E Street guitarist credits Carolina crowds, prepares for rare US festival stop

by Ryan Snyder

There’s something special about the Carolinas, at least that’s what Little Steven Van Zandt believes. The actor, radio host and longtime guitarist for Bruce Springsteen’s E Street Band lent more than a little credence to one fan’s “Steensboro” proclamation-by-sign from the band’s May 2 performance at the Greensboro Coliseum. “I say this every year, but the loudest, rowdiest crowd is always in the Carolinas. I don’t know why. Nobody knows why, but every year it’s true,” Van Zandt stated. “There is something about that area that’s just extremely vocal, extremely enthusiastic and [fans] participate at the show in a level that’s a little bit higher than everybody else.” For the sake of accuracy, he did cast the ubiquitous term “Carolinas” to include both North and South, though the band’s stops in South Carolina are far less frequent than their yearly stops in Greensboro and Charlotte. Only twice has the band played in South Carolina in this decade: once in Columbia and once in Charleston. Yet it’s those fans in both states, he added, that stand atop the music-listening world. “We have a very, very consistent audience who is very understating about the fact that we did some things and do new things.” Van Zandt says. “It’s a tribute to our audience that they encourage it and support the new ideas, the new songs and they’re not expecting a nostalgia type of act, which we’re just not that.” Some of those new things include breaking from the script of leaning on Springsteen’s ever-expanding catalog to play some of the most left-field requests that their fans could possibly conceive, a practice that started toward the end of the 2008 tour. It’s become a kind of game with the audience — call it “Stump the E Street Band.” Take the most unexpected classic that you can think of from the ’50s to the ’80s, draw it up on a cardboard sign and hand it to Bruce midway through their show. Many have tried and all have failed; all a band this experienced and cohesive needs is a little melody. But this new live direction shouldn’t be misconstrued that the band is running out of ideas. “It just loosens everybody up and keeps the thing fresh, and there’s nothing like playing the song, you’ve never played before and never rehearsed before, before 20,000 people,” Van Zandt says. “It’s just kind of an immediate sort of joke that kind of keeps everybody very awake.” The logistical aspect of taking spontaneous requests shouldn’t be overlooked, however. Despite their barband work ethic, there are still hurdles that have to be worked out on stage in order for this device to be continually successful. “Somebody requested ‘Mony Mony.’ We’re going through [it] in our heads and Bruce says, ‘Isn’t there a funny riff in the middle?’ and we were asking around, ‘Anybody remember that riff?’ Nah. ‘Alright, we’ll figure it out when we get there,’” Steven says. “We just jump in and get to the middle of the song and if nobody remembers the riff, we kind of skip to the next part.” They may have their biggest test yet coming into a rare US festival appearance.
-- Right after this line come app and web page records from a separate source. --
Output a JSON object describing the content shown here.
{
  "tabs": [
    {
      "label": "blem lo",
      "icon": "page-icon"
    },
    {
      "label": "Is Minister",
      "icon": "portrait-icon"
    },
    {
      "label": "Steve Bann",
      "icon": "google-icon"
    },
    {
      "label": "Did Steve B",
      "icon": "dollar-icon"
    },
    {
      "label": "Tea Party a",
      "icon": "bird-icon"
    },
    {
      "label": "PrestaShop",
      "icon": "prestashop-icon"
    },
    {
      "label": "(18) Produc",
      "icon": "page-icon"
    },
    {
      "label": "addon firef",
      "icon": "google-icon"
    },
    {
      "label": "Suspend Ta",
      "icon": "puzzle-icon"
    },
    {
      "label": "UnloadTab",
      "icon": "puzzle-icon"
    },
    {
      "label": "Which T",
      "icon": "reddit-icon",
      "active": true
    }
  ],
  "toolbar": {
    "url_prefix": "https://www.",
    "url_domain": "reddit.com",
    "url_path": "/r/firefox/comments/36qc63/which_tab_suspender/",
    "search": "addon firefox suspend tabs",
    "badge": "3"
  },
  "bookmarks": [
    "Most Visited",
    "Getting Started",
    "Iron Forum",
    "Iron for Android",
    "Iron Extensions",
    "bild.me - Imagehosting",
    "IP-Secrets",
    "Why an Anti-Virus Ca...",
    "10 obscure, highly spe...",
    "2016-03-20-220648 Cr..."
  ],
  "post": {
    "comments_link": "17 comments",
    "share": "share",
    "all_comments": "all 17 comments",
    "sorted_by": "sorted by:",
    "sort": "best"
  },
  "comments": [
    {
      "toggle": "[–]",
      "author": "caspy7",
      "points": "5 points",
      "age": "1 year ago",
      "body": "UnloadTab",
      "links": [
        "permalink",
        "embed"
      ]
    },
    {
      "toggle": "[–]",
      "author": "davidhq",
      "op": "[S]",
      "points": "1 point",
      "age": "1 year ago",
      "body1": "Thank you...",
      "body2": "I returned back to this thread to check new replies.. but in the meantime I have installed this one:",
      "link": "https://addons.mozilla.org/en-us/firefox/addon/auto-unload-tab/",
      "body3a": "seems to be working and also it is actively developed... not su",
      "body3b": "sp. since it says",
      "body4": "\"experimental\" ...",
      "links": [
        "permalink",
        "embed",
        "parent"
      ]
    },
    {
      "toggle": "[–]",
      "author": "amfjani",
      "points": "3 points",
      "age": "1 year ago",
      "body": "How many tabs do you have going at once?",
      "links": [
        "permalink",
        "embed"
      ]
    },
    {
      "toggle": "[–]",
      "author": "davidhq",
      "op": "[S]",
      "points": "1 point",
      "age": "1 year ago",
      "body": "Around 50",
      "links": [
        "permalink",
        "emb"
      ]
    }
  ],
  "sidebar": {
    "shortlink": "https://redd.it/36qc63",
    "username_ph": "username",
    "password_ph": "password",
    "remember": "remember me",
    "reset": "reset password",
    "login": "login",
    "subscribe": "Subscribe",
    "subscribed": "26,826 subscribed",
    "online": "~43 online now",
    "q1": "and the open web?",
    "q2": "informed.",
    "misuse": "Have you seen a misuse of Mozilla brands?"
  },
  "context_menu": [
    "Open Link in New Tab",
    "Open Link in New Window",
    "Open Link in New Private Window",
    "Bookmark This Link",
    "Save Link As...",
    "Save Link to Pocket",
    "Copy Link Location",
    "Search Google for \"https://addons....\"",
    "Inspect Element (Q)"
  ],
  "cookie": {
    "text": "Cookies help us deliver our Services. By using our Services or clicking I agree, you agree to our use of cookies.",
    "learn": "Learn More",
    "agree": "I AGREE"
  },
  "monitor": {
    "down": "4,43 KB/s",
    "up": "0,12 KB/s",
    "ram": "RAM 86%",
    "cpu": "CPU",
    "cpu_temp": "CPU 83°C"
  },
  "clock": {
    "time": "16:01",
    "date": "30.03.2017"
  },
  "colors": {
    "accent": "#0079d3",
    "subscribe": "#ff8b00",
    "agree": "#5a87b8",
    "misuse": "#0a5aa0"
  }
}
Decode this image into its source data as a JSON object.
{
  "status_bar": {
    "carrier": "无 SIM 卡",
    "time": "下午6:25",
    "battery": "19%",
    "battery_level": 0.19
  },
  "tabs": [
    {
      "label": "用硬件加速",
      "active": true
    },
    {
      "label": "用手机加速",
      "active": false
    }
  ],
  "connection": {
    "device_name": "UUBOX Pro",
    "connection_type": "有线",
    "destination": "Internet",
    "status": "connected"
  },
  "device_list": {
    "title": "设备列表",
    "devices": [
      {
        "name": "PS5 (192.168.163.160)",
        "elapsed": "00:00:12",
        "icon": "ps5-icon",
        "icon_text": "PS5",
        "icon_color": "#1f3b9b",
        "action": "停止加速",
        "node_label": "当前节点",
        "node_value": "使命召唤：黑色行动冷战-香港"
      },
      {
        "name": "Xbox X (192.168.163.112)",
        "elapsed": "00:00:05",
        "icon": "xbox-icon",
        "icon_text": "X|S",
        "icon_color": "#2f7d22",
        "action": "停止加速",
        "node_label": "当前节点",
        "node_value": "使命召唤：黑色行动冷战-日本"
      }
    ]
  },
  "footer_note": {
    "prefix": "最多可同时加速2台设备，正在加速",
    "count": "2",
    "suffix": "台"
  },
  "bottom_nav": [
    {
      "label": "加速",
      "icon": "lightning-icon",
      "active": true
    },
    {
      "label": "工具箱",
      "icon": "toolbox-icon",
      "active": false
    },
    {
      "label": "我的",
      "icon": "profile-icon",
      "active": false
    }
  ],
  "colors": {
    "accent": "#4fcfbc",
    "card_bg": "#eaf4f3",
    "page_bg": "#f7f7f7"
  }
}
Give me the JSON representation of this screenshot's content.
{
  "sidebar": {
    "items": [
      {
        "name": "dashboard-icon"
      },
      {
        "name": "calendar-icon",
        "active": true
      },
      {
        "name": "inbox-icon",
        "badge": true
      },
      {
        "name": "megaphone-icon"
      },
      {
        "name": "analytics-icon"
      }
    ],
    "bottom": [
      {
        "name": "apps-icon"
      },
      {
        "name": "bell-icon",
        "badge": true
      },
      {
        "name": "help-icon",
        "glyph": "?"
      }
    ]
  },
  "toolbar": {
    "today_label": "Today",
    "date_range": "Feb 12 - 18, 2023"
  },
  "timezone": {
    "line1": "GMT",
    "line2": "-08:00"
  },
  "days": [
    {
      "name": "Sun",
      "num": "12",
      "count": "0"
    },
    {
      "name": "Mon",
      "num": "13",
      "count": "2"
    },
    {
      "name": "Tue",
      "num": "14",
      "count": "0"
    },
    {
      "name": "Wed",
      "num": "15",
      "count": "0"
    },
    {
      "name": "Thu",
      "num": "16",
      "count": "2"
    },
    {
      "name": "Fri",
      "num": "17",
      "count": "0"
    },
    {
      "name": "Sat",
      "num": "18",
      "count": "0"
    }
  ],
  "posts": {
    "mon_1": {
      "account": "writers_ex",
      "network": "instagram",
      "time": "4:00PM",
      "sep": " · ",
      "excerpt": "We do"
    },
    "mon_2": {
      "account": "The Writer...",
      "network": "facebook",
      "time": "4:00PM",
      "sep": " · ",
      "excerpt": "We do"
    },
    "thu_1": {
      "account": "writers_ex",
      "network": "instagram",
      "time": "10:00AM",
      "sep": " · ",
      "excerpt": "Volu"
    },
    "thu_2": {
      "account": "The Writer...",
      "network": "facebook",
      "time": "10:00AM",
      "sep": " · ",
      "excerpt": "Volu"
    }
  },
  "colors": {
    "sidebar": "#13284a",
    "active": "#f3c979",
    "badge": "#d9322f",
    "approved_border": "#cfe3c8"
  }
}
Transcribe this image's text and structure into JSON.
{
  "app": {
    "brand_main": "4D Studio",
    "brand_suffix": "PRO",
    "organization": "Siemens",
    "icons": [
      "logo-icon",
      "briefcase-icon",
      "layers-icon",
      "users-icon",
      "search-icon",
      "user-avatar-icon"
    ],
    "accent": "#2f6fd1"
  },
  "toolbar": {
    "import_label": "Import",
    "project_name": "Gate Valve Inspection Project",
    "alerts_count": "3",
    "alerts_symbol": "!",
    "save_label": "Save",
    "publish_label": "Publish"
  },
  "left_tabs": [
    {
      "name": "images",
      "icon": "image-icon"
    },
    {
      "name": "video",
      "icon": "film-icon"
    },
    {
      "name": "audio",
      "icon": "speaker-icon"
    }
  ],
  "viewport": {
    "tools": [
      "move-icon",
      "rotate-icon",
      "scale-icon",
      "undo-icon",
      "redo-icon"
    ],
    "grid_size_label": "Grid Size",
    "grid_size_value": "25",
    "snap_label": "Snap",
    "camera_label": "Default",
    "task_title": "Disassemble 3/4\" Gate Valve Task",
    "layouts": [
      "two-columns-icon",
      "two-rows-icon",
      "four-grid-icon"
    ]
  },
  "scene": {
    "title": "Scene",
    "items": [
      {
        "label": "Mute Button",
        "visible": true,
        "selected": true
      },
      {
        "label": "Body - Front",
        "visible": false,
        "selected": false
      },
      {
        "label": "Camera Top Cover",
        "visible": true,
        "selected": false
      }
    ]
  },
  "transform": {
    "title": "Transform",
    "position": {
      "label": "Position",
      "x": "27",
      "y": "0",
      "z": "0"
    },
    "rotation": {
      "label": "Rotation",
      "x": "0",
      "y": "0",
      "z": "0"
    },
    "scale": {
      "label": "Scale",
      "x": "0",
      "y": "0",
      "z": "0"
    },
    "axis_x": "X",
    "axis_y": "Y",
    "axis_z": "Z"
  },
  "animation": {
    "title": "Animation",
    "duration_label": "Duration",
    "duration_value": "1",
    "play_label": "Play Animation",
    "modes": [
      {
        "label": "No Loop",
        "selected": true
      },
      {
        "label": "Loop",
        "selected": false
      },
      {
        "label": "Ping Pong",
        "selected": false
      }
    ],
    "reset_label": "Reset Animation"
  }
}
The band will break from the extensive European leg of their tour for an entire weekend to headline June’s Bonnaroo Music and Arts Festival in Manchester, Tenn. With past headliners traditionally breaking out some of the most sought-after rarities in their catalogs, Van Zandt and the rest of the E Street Band will surely be called on to take their three-hour set up a notch. Van Zandt says he suspects much of the crowd will have never heard Springsteen’s music, let alone have seen the band live, but that doesn’t necessarily mean that big changes in their show are afoot for this one gig. “I don’t think you can change things too much and every night is different, every tour is different. There is a very wide range of songs that we’ve done over the years that Bruce has written over the course of 30, 35 years,” Van Zandt stated. “Every time he writes a new album, he is basically writing a new show. We build the show with other songs from the past and see what connects to it, amplifies that idea and complements that idea.”